Only 22 percent of managers and 31 percent of senior leaders are getting upskilling opportunities. That might explain why only 31 percent of non-managers believe that their leaders are willing to give them time and resources for upskilling or reskilling. 

That last data point certainly suggests while all respondent groups support the concept of skills and career development, there is no overarching culture of learning and development at play, and no internal mechanisms to allow people to seek internal re-/skilling opportunities.

How can organizations create that culture and build those mechanisms? Take these five steps to building a culture that supports internal talent development and mobility:

1/ A culture of life-long learning and development starts with senior leaders. It is impossible to satisfy the cravings of your employees for career and skills development unless senior leaders are enunciating their support and backing up those words with resources. And they must communicate clearly and directly with their direct reports and frontline managers to let them know that career and skills development are essential for long-term success.

2/ Formalize a system of internal mobility to create the opportunities that will inspire people to re-/upskill. One of the main reasons employees do not seek re-/upskilling is that they do not think there are any opportunities for internal mobility. Sometimes, this is a result of managers hoarding talent and discouraging people from seeking other jobs within the same organization. In other instances, hiring managers may prefer to hire externally rather than go through the trouble of identifying and developing internal talent for new roles.

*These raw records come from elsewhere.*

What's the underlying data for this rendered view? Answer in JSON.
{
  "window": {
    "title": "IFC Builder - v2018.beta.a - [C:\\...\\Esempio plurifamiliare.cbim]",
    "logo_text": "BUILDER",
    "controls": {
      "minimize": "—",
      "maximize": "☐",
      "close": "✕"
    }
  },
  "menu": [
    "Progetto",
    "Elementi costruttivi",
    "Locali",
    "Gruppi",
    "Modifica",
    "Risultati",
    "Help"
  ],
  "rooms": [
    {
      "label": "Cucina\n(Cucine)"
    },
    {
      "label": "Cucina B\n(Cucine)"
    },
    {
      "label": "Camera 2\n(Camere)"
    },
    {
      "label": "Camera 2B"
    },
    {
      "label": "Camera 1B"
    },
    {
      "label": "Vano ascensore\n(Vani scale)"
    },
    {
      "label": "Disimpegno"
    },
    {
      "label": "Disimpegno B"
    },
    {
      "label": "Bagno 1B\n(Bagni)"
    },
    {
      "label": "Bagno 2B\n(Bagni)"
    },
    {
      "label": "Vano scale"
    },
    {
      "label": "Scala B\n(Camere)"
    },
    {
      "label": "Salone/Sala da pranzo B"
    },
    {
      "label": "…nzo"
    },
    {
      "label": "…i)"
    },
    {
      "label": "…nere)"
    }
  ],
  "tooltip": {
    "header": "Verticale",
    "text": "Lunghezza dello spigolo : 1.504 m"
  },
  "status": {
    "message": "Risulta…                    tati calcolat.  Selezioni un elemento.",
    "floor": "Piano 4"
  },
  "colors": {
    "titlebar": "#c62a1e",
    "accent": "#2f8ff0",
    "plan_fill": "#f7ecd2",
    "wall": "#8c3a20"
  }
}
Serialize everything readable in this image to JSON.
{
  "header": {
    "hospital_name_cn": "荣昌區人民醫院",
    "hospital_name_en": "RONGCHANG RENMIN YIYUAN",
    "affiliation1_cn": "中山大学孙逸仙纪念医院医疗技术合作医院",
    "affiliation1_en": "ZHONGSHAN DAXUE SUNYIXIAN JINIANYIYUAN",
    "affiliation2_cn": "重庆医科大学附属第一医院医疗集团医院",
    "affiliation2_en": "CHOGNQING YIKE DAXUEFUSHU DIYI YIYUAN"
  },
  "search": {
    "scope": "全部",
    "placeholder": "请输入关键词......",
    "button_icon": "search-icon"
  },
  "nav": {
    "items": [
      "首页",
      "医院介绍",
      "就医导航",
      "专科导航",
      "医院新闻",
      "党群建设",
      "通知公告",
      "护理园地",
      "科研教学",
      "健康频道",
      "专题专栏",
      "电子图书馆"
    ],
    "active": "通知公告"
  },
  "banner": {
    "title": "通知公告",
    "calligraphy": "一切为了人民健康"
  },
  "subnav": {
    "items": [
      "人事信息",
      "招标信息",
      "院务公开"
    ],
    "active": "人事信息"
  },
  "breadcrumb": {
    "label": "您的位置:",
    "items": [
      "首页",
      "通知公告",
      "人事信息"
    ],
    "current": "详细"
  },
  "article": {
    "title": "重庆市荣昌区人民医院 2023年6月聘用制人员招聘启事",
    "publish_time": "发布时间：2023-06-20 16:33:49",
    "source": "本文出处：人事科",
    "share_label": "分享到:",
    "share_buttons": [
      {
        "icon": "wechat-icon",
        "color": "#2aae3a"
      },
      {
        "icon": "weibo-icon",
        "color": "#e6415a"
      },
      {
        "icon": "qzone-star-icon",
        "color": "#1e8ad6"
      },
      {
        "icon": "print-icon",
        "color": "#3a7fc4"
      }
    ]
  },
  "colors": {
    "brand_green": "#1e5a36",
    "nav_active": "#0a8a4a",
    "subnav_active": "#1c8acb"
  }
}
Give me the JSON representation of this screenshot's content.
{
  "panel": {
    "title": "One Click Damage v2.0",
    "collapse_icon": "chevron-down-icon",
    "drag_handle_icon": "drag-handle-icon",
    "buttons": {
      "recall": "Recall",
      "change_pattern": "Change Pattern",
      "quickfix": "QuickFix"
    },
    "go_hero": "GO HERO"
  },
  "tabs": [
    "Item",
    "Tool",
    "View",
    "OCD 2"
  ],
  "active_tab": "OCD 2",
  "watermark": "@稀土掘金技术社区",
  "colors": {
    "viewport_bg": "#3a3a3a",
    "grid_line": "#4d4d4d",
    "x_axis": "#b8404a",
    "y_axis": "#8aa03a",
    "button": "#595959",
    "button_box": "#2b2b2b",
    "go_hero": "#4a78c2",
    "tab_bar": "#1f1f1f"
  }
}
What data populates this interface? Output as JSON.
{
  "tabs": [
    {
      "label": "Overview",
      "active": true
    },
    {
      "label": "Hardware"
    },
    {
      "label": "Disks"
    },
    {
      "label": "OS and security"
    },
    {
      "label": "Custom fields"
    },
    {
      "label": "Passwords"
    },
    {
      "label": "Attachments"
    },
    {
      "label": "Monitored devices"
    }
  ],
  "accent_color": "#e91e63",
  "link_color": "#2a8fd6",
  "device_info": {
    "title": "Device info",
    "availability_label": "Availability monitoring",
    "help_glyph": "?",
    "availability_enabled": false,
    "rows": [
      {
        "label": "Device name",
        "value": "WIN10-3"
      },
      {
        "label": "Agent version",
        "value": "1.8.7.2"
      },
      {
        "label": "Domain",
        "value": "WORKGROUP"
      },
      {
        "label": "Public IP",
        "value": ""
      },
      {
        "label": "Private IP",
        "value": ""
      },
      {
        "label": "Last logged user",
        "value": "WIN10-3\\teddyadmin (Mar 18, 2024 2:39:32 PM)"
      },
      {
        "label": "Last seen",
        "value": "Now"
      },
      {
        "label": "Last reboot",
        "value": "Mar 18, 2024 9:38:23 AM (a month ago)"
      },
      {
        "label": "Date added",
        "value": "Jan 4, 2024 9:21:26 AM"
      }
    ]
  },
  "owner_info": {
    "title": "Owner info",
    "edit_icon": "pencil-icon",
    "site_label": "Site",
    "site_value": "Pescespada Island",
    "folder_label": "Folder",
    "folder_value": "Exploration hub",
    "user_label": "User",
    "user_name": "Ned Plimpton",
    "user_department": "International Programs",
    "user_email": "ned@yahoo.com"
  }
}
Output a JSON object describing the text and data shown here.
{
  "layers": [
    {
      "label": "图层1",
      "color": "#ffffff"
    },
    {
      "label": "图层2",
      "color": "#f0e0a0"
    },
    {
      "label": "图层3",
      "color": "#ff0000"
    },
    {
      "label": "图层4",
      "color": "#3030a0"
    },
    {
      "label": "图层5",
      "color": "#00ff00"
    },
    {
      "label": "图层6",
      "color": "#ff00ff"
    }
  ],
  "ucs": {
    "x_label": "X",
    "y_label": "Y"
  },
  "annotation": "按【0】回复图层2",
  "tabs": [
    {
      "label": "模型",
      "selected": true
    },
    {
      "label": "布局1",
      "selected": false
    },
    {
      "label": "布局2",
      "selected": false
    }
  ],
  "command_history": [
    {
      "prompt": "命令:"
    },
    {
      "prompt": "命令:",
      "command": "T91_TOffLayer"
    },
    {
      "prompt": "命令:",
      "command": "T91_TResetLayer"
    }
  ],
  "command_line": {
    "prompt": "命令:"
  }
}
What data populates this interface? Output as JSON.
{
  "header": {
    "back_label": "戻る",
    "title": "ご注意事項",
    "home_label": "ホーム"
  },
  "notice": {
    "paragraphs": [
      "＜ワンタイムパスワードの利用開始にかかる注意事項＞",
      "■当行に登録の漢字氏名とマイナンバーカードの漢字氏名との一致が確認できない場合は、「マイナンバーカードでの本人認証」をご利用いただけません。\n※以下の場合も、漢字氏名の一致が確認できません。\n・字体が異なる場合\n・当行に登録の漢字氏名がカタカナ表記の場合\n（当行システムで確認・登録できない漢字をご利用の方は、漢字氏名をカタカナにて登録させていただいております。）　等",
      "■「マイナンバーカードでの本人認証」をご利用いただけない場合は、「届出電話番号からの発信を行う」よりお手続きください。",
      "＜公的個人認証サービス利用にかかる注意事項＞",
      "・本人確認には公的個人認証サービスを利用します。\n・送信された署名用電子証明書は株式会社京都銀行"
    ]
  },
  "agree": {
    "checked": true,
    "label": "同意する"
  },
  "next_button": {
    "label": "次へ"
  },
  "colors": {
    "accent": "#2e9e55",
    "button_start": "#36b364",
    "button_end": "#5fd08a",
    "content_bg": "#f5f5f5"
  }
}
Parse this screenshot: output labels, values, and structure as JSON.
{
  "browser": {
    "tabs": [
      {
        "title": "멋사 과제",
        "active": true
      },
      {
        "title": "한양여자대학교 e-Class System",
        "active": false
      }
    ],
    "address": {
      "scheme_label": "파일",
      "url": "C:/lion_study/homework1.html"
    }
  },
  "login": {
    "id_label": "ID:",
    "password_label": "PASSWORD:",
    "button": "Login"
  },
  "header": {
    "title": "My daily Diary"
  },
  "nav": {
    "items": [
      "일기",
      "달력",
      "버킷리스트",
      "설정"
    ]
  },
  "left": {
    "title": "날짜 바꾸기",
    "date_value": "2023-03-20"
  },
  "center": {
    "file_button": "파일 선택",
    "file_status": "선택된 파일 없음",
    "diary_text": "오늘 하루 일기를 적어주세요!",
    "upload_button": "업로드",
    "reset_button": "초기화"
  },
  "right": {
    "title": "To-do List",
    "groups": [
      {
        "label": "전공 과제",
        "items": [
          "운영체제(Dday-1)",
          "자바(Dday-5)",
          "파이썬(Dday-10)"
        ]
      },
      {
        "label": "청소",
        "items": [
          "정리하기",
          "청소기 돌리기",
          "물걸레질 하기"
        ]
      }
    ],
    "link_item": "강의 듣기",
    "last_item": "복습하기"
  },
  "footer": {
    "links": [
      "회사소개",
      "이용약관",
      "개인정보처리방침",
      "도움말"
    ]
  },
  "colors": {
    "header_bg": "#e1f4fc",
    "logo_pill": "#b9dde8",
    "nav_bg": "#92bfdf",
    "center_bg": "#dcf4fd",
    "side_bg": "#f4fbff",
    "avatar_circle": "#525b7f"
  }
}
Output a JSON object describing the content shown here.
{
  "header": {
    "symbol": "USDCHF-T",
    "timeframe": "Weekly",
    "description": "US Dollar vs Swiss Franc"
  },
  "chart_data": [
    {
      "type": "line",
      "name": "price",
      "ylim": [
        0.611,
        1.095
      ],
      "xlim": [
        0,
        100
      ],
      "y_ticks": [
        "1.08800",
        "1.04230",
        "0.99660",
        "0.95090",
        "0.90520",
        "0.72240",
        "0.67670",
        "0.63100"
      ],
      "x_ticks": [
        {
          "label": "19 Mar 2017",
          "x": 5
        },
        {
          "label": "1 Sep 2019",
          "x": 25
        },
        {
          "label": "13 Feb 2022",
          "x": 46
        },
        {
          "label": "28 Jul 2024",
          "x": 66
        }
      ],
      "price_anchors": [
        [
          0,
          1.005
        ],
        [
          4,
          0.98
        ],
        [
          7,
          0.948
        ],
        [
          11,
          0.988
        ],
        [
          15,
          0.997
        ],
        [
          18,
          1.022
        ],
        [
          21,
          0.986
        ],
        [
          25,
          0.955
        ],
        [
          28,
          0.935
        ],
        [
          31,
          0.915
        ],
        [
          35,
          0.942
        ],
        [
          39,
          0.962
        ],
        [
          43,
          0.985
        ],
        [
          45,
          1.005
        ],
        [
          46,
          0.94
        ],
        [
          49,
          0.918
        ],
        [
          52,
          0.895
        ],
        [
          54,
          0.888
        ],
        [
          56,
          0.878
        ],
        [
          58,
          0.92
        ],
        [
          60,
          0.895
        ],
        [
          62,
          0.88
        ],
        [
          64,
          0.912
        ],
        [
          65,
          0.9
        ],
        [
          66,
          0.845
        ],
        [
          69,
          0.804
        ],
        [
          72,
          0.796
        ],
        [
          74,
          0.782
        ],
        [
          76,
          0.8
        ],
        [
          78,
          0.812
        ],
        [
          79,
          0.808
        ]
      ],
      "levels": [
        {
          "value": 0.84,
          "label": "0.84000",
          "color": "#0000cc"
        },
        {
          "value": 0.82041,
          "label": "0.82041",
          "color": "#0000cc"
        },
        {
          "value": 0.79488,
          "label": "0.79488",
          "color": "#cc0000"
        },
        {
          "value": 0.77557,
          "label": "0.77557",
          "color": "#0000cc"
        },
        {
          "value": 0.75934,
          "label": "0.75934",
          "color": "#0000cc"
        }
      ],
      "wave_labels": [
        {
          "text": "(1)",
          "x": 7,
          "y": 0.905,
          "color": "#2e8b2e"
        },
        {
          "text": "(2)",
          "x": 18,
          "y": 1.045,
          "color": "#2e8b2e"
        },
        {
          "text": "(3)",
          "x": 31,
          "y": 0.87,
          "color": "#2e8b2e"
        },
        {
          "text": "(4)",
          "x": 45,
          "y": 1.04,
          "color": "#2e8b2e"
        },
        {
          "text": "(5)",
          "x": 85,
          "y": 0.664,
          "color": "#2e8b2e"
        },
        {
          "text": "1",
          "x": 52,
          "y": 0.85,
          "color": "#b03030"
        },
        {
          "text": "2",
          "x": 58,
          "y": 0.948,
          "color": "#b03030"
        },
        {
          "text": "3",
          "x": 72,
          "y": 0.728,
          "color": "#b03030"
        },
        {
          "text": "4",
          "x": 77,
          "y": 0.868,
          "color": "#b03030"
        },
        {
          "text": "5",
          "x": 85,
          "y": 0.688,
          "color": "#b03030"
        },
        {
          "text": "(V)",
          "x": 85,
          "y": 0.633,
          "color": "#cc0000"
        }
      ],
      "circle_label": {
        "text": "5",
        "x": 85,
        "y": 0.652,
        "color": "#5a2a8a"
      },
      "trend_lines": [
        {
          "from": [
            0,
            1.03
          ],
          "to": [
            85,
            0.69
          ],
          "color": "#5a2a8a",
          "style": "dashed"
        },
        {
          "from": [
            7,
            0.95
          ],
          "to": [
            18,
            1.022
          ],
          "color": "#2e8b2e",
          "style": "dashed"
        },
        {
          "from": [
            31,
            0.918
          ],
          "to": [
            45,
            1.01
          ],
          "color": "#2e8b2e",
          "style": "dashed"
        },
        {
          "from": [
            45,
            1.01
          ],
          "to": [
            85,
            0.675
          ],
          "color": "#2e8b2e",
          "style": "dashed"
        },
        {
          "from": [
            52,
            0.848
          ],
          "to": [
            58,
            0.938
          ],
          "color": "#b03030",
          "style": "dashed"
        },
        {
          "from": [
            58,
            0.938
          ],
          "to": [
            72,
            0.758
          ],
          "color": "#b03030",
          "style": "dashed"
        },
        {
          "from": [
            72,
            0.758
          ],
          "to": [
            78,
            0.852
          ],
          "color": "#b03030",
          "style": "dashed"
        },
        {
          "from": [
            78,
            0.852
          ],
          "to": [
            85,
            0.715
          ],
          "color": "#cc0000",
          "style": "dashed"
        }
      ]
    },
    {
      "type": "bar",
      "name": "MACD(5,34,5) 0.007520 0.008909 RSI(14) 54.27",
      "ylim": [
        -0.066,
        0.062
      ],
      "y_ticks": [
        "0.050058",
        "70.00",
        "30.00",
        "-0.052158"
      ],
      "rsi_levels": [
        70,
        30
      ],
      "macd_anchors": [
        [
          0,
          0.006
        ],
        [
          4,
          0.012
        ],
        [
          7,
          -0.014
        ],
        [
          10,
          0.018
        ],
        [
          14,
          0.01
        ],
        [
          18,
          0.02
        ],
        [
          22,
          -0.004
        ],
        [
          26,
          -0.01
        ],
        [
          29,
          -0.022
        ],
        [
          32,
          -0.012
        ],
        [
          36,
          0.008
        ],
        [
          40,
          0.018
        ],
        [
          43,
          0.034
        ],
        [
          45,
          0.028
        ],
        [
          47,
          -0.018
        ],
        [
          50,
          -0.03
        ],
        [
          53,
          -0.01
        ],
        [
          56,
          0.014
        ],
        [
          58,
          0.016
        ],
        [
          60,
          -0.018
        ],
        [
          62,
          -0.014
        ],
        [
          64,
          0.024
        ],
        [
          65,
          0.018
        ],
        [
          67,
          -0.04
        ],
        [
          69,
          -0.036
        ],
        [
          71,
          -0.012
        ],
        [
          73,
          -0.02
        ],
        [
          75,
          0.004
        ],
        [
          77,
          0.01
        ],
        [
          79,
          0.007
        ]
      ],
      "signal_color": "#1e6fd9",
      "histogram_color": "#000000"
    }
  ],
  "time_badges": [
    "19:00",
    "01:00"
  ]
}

Senior leaders must create an internal talent mobility mechanism that allows people to step forward to seek new opportunities and engage in learning that may go with those new roles.

3/ Active career conversations need to be part of ongoing communication between employees and frontline managers. The survey showed that far too many non-managers are discouraged from seeking career and skills development because they think their managers do not want to spare them the time to engage in re-/upskilling. This needs to change. Managers should schedule regular career conversations with their teams, identify employees ready to learn and grow, and help plot a path to new opportunities.

4/ Build a career lattice for your people, not a career ladder. A feature of any functional internal talent mobility mechanism is a lattice structure for career development. Many organizations who are leading their industries in internal talent mobility encourage employees to seek all kinds of opportunities – from lateral moves to foreign assignments and special projects – that do not necessarily mean a move up the traditional career ladder. Non-linear career development promotes better alignment between talent and role, which ultimately taps into an individual’s potential. That is a win-win for organization and employee. 

5/ Make sure your employees know they share the responsibility for career and skills development. Although organizational support is important, the individual bears much of the responsibility for moving their careers forward. Organizations can open doors to re-/upskilling opportunities, and conduct regular career conversations, but it’s still up to the individual to drive those conversations and voice career aspirations. No one can be dragged kicking and screaming into learning opportunities; employees need to be equal partners in the career and skill development journey.

Creating a culture and mechanisms that allow internal mobility to flourish can create benefits for both individual and organization. For the individual, it’s the opportunity to learn, grow and achieve true career satisfaction. For the organization, it’s the opportunity to get the right people into the right jobs and empower them to achieve their full potential.

Download our report and learn three best practices that will address the disconnect and engage employees in setting career goals.